#### [DATASET ENTRIES]
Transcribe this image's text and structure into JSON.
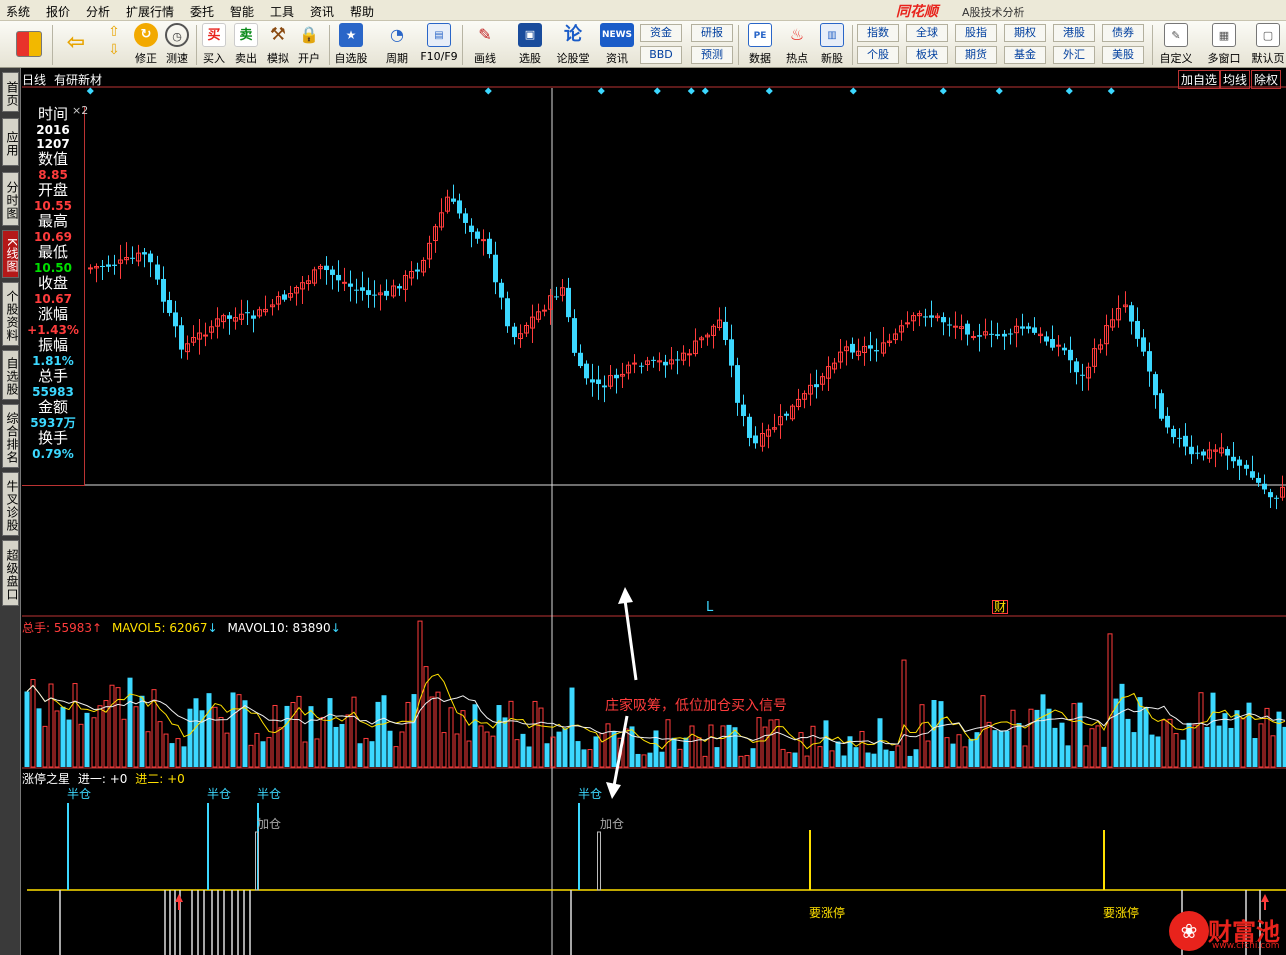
{
  "menubar": {
    "items": [
      "系统",
      "报价",
      "分析",
      "扩展行情",
      "委托",
      "智能",
      "工具",
      "资讯",
      "帮助"
    ],
    "logo": "同花顺",
    "subtitle": "A股技术分析"
  },
  "toolbar": {
    "buttons": [
      "修正",
      "测速",
      "买入",
      "卖出",
      "模拟",
      "开户",
      "自选股",
      "周期",
      "F10/F9",
      "画线",
      "选股",
      "论股堂",
      "资讯",
      "数据",
      "热点",
      "新股",
      "自定义",
      "多窗口",
      "默认页"
    ],
    "buy_glyph": "买",
    "sell_glyph": "卖",
    "news_glyph": "NEWS",
    "lun_glyph": "论",
    "grid_buttons": [
      "资金",
      "研报",
      "BBD",
      "预测",
      "指数",
      "全球",
      "股指",
      "期权",
      "港股",
      "债券",
      "个股",
      "板块",
      "期货",
      "基金",
      "外汇",
      "美股"
    ]
  },
  "left_tabs": [
    "首页",
    "应用",
    "分时图",
    "K线图",
    "个股资料",
    "自选股",
    "综合排名",
    "牛叉诊股",
    "超级盘口"
  ],
  "chart_header": {
    "period": "日线",
    "stock_name": "有研新材",
    "actions": [
      "加自选",
      "均线",
      "除权"
    ]
  },
  "info_panel": {
    "close_mark": "×2",
    "time_label": "时间",
    "year": "2016",
    "date": "1207",
    "value_label": "数值",
    "value": "8.85",
    "open_label": "开盘",
    "open": "10.55",
    "high_label": "最高",
    "high": "10.69",
    "low_label": "最低",
    "low": "10.50",
    "close_label": "收盘",
    "close": "10.67",
    "change_label": "涨幅",
    "change": "+1.43%",
    "amplitude_label": "振幅",
    "amplitude": "1.81%",
    "volume_label": "总手",
    "volume": "55983",
    "amount_label": "金额",
    "amount": "5937万",
    "turnover_label": "换手",
    "turnover": "0.79%"
  },
  "volume_header": {
    "total_label": "总手: ",
    "total": "55983",
    "mavol5_label": "MAVOL5: ",
    "mavol5": "62067",
    "mavol10_label": "MAVOL10: ",
    "mavol10": "83890"
  },
  "indicator_header": {
    "name": "涨停之星",
    "jin1": "进一: +0",
    "jin2": "进二: +0"
  },
  "markers": {
    "L": "L",
    "cai": "财"
  },
  "signals": {
    "half": "半仓",
    "add": "加仓",
    "limit_up": "要涨停"
  },
  "annotation": "庄家吸筹，低位加仓买入信号",
  "watermark": {
    "brand": "财富池",
    "url": "www.cfchi.com"
  },
  "colors": {
    "up": "#ff3c3c",
    "down": "#3cd8ff",
    "signal": "#ffe000",
    "background": "#000000"
  }
}
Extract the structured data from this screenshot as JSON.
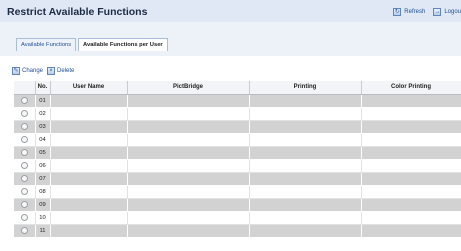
{
  "header": {
    "title": "Restrict Available Functions",
    "refresh_label": "Refresh",
    "logout_label": "Logou"
  },
  "tabs": [
    {
      "label": "Available Functions",
      "active": true
    },
    {
      "label": "Available Functions per User",
      "active": false
    }
  ],
  "toolbar": {
    "change_label": "Change",
    "delete_label": "Delete"
  },
  "table": {
    "columns": [
      "No.",
      "User Name",
      "PictBridge",
      "Printing",
      "Color Printing"
    ],
    "rows": [
      {
        "no": "01",
        "user_name": ""
      },
      {
        "no": "02",
        "user_name": ""
      },
      {
        "no": "03",
        "user_name": ""
      },
      {
        "no": "04",
        "user_name": ""
      },
      {
        "no": "05",
        "user_name": ""
      },
      {
        "no": "06",
        "user_name": ""
      },
      {
        "no": "07",
        "user_name": ""
      },
      {
        "no": "08",
        "user_name": ""
      },
      {
        "no": "09",
        "user_name": ""
      },
      {
        "no": "10",
        "user_name": ""
      },
      {
        "no": "11",
        "user_name": ""
      }
    ]
  },
  "colors": {
    "header_bar": "#dfe8f4",
    "link": "#1f4f9a",
    "row_alt": "#d2d2d2"
  },
  "icons": {
    "refresh": "refresh-icon",
    "logout": "logout-icon",
    "change": "change-icon",
    "delete": "delete-icon"
  }
}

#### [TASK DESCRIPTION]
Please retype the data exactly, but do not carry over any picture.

#### [ANSWER SECTION]
Transcribe this image's text and structure into JSON.
{
  "menubar": {
    "items": [
      "系统",
      "报价",
      "分析",
      "扩展行情",
      "委托",
      "智能",
      "工具",
      "资讯",
      "帮助"
    ],
    "logo": "同花顺",
    "subtitle": "A股技术分析"
  },
  "toolbar": {
    "buttons": [
      "修正",
      "测速",
      "买入",
      "卖出",
      "模拟",
      "开户",
      "自选股",
      "周期",
      "F10/F9",
      "画线",
      "选股",
      "论股堂",
      "资讯",
      "数据",
      "热点",
      "新股",
      "自定义",
      "多窗口",
      "默认页"
    ],
    "buy_glyph": "买",
    "sell_glyph": "卖",
    "news_glyph": "NEWS",
    "lun_glyph": "论",
    "grid_buttons": [
      "资金",
      "研报",
      "BBD",
      "预测",
      "指数",
      "全球",
      "股指",
      "期权",
      "港股",
      "债券",
      "个股",
      "板块",
      "期货",
      "基金",
      "外汇",
      "美股"
    ]
  },
  "left_tabs": [
    "首页",
    "应用",
    "分时图",
    "K线图",
    "个股资料",
    "自选股",
    "综合排名",
    "牛叉诊股",
    "超级盘口"
  ],
  "chart_header": {
    "period": "日线",
    "stock_name": "有研新材",
    "actions": [
      "加自选",
      "均线",
      "除权"
    ]
  },
  "info_panel": {
    "close_mark": "×2",
    "time_label": "时间",
    "year": "2016",
    "date": "1207",
    "value_label": "数值",
    "value": "8.85",
    "open_label": "开盘",
    "open": "10.55",
    "high_label": "最高",
    "high": "10.69",
    "low_label": "最低",
    "low": "10.50",
    "close_label": "收盘",
    "close": "10.67",
    "change_label": "涨幅",
    "change": "+1.43%",
    "amplitude_label": "振幅",
    "amplitude": "1.81%",
    "volume_label": "总手",
    "volume": "55983",
    "amount_label": "金额",
    "amount": "5937万",
    "turnover_label": "换手",
    "turnover": "0.79%"
  },
  "volume_header": {
    "total_label": "总手: ",
    "total": "55983",
    "mavol5_label": "MAVOL5: ",
    "mavol5": "62067",
    "mavol10_label": "MAVOL10: ",
    "mavol10": "83890"
  },
  "indicator_header": {
    "name": "涨停之星",
    "jin1": "进一: +0",
    "jin2": "进二: +0"
  },
  "markers": {
    "L": "L",
    "cai": "财"
  },
  "signals": {
    "half": "半仓",
    "add": "加仓",
    "limit_up": "要涨停"
  },
  "annotation": "庄家吸筹，低位加仓买入信号",
  "watermark": {
    "brand": "财富池",
    "url": "www.cfchi.com"
  },
  "colors": {
    "up": "#ff3c3c",
    "down": "#3cd8ff",
    "signal": "#ffe000",
    "background": "#000000"
  }
}
Extract the structured data from this screenshot as JSON.
{
  "header": {
    "title": "Restrict Available Functions",
    "refresh_label": "Refresh",
    "logout_label": "Logou"
  },
  "tabs": [
    {
      "label": "Available Functions",
      "active": true
    },
    {
      "label": "Available Functions per User",
      "active": false
    }
  ],
  "toolbar": {
    "change_label": "Change",
    "delete_label": "Delete"
  },
  "table": {
    "columns": [
      "No.",
      "User Name",
      "PictBridge",
      "Printing",
      "Color Printing"
    ],
    "rows": [
      {
        "no": "01",
        "user_name": ""
      },
      {
        "no": "02",
        "user_name": ""
      },
      {
        "no": "03",
        "user_name": ""
      },
      {
        "no": "04",
        "user_name": ""
      },
      {
        "no": "05",
        "user_name": ""
      },
      {
        "no": "06",
        "user_name": ""
      },
      {
        "no": "07",
        "user_name": ""
      },
      {
        "no": "08",
        "user_name": ""
      },
      {
        "no": "09",
        "user_name": ""
      },
      {
        "no": "10",
        "user_name": ""
      },
      {
        "no": "11",
        "user_name": ""
      }
    ]
  },
  "colors": {
    "header_bar": "#dfe8f4",
    "link": "#1f4f9a",
    "row_alt": "#d2d2d2"
  },
  "icons": {
    "refresh": "refresh-icon",
    "logout": "logout-icon",
    "change": "change-icon",
    "delete": "delete-icon"
  }
}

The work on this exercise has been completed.